Beacons and reactors¶
The beacon system is a monitoring tool that can listen for a variety of system processes on minions. Beacons can trigger reactors which can then help implement a change or troubleshoot an issue. For example, if a service’s response times out, the reactor system can restart the service.
Beacons are used for a variety of purposes, including:
- Automated reporting
- Error log delivery
- Microservice monitoring
- User shell activity
- Resource monitoring
When coupled with reactors, beacons can create automated pre-written responses to infrastructure and application issues. Reactors expand Salt with automated responses using pre-written remediation states.
Reactors can be applied in a variety of scenarios:
- Infrastructure scaling
- Notifying administrators
- Restarting failed applications
- Automatic rollback
When both beacons and reactors are used together , you can create unique states customized to your specific needs.
Salt runners and orchestration¶
Salt runners are convenience applications executed with the
salt-run command. Salt runners work similarly to Salt execution modules. However, they execute on the master instead of the minions. A Salt runner can be a simple client call or a complex application.
Salt provides the ability to orchestrate system administrative tasks throughout the enterprise. Orchestration makes it possible to coordinate the activities of multiple machines from a central place. It has the added advantage of being able to control the sequence of when certain configuration events occur. Orchestration states execute on the master using the state runner module.
When you run a multi-node installation, you are actually running an orchestration to install SaltStack Config. In the multi-node installation scenario, you run an orchestration highstate designed by SaltStack. The highstate runs on your master and sets up the multi-node environment.

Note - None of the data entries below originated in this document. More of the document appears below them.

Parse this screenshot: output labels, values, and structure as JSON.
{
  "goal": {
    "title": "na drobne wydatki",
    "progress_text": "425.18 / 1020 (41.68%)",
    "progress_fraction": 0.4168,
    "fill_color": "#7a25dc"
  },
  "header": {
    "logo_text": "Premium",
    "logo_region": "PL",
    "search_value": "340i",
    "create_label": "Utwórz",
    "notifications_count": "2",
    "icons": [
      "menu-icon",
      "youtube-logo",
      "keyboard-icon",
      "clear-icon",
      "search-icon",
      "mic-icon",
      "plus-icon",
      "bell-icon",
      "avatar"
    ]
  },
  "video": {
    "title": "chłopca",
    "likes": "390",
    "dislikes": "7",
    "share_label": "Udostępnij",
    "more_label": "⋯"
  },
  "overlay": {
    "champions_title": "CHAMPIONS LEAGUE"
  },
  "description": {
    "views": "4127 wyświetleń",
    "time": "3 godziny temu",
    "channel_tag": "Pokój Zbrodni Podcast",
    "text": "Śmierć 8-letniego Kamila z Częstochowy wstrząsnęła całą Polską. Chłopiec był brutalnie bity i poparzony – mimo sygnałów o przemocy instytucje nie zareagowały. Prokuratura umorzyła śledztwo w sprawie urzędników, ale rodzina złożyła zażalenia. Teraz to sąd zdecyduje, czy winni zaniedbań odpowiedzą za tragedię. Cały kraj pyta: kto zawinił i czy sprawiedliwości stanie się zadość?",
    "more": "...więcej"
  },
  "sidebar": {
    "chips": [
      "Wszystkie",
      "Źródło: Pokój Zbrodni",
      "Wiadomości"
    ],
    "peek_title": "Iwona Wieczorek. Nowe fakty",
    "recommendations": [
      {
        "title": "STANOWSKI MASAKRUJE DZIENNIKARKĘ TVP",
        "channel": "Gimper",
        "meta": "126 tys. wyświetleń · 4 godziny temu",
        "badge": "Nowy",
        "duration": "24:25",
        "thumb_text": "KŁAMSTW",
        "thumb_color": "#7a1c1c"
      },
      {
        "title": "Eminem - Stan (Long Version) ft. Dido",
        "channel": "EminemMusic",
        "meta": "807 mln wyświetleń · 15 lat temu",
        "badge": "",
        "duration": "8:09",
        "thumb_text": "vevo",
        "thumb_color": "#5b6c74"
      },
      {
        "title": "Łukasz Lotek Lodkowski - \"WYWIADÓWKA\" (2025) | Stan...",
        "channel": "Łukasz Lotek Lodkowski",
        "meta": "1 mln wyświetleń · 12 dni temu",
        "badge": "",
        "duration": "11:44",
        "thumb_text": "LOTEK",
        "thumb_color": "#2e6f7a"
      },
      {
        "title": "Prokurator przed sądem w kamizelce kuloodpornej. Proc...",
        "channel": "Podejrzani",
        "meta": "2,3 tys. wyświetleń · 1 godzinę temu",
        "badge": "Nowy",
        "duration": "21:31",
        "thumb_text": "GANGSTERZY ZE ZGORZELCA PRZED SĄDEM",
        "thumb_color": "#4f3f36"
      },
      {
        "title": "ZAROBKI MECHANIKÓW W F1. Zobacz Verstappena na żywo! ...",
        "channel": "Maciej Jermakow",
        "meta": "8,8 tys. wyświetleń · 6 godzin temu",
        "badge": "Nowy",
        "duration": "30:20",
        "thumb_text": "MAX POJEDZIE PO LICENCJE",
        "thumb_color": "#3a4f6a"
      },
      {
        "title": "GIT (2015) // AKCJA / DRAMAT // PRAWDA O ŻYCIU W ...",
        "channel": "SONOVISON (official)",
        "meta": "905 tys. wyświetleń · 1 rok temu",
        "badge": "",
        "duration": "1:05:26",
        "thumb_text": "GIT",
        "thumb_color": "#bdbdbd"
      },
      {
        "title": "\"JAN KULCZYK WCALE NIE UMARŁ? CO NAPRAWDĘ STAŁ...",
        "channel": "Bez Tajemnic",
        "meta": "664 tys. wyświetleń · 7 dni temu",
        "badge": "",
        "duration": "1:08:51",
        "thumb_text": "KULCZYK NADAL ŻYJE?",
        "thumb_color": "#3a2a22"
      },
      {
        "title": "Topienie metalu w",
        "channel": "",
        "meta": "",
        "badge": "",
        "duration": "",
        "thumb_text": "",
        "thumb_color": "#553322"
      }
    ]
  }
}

It installs the core SaltStack Config architecture on the three other nodes that will host PostgreSQL, Redis, and RaaS.